A distant "sun" residing in the constellation Aquila has become the smallest star known to host a planet.
The discovery of a Jupiter-like "exoplanet" orbiting the star VB 10 is the first to be made using the astrometry method.
Astrometry is based on measuring small changes in a star's position.
At one-twelfth the mass of the Sun, VB 10 is tiny; though the star is more massive than its planet, it would have about the same girth, experts say.
Astrometry has long been proposed as a tool for finding other planets, but this is the method's first "catch".
The results are to be published in an upcoming edition of the Astrophysical Journal.
Using astrometry to find exoplanets involves measuring the precise motions of a star on the sky as an unseen planet tugs the star back and forth. It is best suited to finding planets with large orbits around their parent stars.
But the method requires very precise measurements over long periods of time.
The newfound planet, VB 10b, is a gas giant with a mass six times that of Jupiter that lies 20 light-years away. Scientists think the planet's own internal heat would give it an Earth-like temperature.

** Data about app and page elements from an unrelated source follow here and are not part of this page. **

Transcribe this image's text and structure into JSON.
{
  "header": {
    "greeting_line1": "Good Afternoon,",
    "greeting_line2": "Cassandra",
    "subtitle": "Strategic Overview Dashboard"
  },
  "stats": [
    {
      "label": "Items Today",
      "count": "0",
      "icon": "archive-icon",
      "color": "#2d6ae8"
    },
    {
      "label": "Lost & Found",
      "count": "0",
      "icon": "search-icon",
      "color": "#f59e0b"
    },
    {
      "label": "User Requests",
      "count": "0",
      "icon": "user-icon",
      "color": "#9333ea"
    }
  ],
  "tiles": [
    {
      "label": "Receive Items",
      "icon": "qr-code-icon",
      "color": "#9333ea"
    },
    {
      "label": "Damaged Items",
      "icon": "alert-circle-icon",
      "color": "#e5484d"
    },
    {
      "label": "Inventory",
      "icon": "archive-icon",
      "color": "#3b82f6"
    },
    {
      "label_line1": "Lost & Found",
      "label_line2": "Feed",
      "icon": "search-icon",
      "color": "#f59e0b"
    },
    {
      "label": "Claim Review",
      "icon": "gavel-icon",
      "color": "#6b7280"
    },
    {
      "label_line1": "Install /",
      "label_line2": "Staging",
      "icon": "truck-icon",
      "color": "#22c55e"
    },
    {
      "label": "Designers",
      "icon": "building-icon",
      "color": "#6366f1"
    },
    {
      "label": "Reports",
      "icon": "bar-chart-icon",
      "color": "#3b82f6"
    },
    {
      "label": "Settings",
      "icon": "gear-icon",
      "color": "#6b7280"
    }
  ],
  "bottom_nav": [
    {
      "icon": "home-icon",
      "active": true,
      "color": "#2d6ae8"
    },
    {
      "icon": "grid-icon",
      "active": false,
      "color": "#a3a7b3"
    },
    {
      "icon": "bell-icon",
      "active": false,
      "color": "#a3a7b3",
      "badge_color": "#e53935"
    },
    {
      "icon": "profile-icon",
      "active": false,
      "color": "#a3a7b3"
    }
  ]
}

Lead author Steven Pravdo, from Nasa's Jet Propulsion Laboratory in Pasadena, US, commented: "We found a Jupiter-like planet at around the same relative place as our Jupiter, only around a much smaller star.
"It's possible this star also has inner rocky planets. And since more than seven out of 10 stars are small like this one, this could mean planets are more common than we thought."
If there are other planets there, this solar system could be a miniature, scaled-down version of our own.
The discovery was the outcome of meticulous, intermittent observations of 30 stars.
Two to six times a year, for the past 12 years, Dr Pravdo and Stuart Shaklan, also from JPL, have bolted their Stellar Planet Survey instrument on to the Palomar Observatory's 5m Hale telescope to search for planets.
The instrument, which has a 16-megapixel charge-coupled device (CCD) can detect minuscule changes in the positions of stars.
VB 10b causes its star to wobble a small fraction of a degree. Detecting this wobble is equivalent to measuring the width of a human hair from about 3km away.
In wider use as planet-hunting techniques are the radial velocity and the transit methods.
Like astrometry, radial velocity detects the "wobble" of a star, but it measures Doppler shifts in the star's light caused by its motion towards and away from us.
The transit method looks for dips in a star's brightness as orbiting planets pass by and block the light.
Nasa's Kepler space telescope, which was launched on 6 March, will use the transit method to search for Earth-like worlds around stars similar to the Sun.